[[ Exercise material open ]]

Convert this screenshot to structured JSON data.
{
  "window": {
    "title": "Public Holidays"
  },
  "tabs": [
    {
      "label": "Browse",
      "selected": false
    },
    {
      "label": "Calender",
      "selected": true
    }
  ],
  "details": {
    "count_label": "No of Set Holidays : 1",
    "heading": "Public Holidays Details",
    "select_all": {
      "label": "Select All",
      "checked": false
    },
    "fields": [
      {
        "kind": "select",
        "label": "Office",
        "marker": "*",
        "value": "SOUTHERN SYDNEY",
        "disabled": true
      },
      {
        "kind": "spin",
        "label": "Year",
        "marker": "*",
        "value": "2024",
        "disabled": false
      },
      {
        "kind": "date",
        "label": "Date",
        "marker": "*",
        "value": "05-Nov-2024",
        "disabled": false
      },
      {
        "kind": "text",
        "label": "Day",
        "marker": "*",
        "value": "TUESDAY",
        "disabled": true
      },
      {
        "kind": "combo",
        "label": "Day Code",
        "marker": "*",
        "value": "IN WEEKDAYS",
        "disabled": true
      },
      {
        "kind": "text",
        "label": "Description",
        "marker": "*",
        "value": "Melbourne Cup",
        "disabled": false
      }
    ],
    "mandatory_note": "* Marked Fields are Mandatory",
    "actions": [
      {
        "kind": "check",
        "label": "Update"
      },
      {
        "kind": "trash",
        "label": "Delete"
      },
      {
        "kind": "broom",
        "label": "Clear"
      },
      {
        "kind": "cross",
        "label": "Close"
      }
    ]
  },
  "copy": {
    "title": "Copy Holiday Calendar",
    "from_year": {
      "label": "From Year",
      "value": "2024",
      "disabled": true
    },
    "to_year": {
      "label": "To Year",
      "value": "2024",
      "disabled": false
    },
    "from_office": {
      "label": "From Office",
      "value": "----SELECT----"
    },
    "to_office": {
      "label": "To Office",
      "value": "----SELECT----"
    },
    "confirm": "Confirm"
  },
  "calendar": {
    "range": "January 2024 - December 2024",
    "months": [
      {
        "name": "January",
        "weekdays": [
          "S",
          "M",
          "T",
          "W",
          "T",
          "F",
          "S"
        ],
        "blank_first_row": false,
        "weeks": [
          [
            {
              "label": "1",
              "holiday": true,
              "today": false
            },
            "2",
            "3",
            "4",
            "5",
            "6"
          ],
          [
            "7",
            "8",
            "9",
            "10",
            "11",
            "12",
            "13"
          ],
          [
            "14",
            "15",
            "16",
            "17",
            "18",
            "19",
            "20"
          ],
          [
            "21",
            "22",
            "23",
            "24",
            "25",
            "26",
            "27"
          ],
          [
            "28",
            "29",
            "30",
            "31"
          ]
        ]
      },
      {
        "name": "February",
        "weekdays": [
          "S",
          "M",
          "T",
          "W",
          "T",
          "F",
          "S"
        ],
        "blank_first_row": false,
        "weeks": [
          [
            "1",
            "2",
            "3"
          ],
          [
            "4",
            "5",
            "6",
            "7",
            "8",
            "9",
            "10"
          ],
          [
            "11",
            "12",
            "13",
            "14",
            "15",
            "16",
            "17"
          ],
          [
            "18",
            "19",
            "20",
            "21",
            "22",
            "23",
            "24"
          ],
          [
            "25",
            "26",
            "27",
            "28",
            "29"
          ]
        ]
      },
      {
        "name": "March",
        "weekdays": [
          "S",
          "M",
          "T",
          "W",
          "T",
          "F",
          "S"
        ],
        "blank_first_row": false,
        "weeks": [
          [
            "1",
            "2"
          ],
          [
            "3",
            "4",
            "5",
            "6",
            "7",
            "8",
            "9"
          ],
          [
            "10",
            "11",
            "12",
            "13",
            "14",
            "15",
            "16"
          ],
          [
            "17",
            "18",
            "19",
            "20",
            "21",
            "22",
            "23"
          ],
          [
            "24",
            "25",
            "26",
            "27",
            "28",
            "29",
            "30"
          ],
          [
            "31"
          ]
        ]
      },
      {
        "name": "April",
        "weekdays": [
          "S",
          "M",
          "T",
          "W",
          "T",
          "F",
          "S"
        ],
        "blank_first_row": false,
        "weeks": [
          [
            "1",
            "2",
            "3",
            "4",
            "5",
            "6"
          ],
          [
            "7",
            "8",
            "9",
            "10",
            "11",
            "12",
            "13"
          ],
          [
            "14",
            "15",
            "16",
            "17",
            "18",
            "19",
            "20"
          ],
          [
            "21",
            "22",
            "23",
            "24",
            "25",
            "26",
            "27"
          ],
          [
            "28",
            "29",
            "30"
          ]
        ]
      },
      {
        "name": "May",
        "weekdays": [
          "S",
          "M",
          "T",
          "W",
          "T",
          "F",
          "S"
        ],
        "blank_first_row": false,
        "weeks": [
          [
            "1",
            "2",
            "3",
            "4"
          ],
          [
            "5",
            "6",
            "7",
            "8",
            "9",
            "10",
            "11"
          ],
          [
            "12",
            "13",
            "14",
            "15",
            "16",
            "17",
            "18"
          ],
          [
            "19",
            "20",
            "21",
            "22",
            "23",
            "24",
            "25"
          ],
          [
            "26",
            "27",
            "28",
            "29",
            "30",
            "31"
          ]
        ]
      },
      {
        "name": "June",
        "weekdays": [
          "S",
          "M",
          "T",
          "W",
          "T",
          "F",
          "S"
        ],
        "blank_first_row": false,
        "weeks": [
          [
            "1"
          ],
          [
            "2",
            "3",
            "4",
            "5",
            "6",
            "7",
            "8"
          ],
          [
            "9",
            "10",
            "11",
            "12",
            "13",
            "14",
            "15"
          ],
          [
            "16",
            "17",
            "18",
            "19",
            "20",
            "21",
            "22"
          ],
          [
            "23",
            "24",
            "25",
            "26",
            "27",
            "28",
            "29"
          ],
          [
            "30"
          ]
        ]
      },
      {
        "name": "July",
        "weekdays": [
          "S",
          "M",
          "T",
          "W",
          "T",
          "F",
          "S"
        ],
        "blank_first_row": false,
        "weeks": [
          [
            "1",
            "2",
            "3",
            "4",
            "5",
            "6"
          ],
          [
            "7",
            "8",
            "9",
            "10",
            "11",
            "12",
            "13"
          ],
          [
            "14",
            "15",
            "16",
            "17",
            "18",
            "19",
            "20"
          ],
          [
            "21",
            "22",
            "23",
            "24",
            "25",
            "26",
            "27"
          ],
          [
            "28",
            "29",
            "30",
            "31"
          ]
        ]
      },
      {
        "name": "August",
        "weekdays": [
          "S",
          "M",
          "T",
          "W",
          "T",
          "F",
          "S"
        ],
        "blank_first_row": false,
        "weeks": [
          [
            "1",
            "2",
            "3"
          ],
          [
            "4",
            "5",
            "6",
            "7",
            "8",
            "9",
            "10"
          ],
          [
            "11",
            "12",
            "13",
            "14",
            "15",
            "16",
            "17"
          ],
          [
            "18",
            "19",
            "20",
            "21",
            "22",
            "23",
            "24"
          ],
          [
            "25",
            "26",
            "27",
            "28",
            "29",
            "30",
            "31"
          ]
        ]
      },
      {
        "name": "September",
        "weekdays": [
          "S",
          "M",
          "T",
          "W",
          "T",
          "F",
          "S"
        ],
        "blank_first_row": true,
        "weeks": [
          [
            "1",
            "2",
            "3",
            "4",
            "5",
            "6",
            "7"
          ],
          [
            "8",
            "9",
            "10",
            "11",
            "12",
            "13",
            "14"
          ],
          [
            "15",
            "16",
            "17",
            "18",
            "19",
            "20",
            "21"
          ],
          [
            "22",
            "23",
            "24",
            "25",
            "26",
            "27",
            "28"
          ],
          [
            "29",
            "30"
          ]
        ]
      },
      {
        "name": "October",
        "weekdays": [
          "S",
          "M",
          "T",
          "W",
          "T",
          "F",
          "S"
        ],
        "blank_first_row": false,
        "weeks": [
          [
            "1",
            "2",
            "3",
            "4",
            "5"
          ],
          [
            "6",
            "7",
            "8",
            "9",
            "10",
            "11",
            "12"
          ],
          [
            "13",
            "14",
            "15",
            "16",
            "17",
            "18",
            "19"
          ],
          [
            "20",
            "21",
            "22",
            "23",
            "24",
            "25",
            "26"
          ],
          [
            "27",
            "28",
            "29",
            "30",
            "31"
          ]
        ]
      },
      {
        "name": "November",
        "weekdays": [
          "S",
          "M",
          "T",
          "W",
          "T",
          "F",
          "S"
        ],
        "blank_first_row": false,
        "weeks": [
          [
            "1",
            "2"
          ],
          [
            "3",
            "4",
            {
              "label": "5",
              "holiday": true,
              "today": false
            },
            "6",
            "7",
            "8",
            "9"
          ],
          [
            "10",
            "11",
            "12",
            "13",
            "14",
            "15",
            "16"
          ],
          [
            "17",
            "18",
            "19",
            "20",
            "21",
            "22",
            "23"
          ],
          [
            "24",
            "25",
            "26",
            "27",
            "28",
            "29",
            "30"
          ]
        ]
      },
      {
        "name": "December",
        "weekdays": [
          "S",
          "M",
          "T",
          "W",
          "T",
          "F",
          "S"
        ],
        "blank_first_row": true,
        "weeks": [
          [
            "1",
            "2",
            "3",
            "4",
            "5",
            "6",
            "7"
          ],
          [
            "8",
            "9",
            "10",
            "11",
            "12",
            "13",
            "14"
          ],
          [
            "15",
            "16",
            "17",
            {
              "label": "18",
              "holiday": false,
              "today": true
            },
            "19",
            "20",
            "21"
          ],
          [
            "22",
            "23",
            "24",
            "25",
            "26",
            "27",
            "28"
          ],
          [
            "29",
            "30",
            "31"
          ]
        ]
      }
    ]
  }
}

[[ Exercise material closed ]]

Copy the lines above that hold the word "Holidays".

> [Solution below]:
    "title": "Public Holidays"
    "count_label": "No of Set Holidays : 1",
    "heading": "Public Holidays Details",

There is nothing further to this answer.